Dr. James Bryan Smith (M.Div., Yale University Divinity School; DMin Fuller Seminary) is the executive director of the Apprentice Institute. Dr. Smith is currently a theology professor at Friends University, in Wichita, Kansas, and an ordained elder in the United Methodist Church. He is the author of eight books, most notably "The Apprentice Series," which continue to shape the work of the Apprentice Institute. Dr. Smith’s other titles include "Devotional Classics" (with Richard J. Foster), "Embracing the Love of God, Room of Marvels" and "Hidden in Christ: Living as God’s Beloved."

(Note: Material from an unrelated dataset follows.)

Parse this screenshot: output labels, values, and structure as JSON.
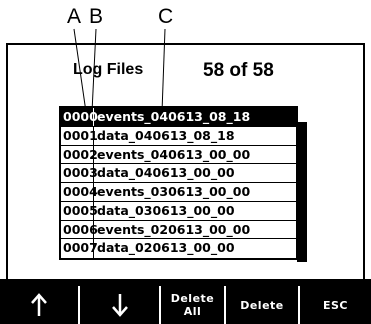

Does it feel as if the world around you is gyrating out of control, swinging between increasing extremes, with fearful, pained and angry voices on all sides — including inside you? The pressures of life are intense: a 24/7 news cycle; work that seems to demand the impossible; family care responsibilities; a planet in crisis. Challenges in our personal, national and global lives never cease. How do we maintain balance and equilibrium amid the turbulence? Come, deepen your vision and practice of Sabbath — the still center God invites us to enter, the gift of rhythmic rest and replenishment. Here we can receive again, and yet again, the soul-filling Love that fuels our ministry and mission.
Marjorie J. Thompson brings to her ministry three decades of experience with retreat work, teaching and writing in Christian spiritual formation. Author of the best-selling "Soul Feast: An Invitation to the Christian Spiritual Life," she considers writing central to her calling as a Presbyterian minister.
For 12 years Marjorie served as director of Pathways in Congregational Spirituality with Upper Room Ministries in Nashville, where she was chief architect of Companions in Christ, an innovative small-group resource series for adult spiritual formation. Her most recent books for pastoral leaders and engaged laity are "The Gift of Encouragement" (Abingdon, 2013) and "Forgiveness: A Lenten Study" (WJK, 2014).
It takes a village to raise a child so school districts are looking beyond the classroom to engage volunteers in their community as mentors. TeamMates has 25 years of experience behind its safe and impactful school-based mentoring program. At this session you will learn how to launch a TeamMates chapter in your community or recruit mentors for the chapter already existing in your local school. Discover how an additional caring adult can make the difference for youth in your community!
Brandon Leppke is the program director and Allyson Horne is the match strength specialist in the Omaha office for the TeamMates Mentoring Program.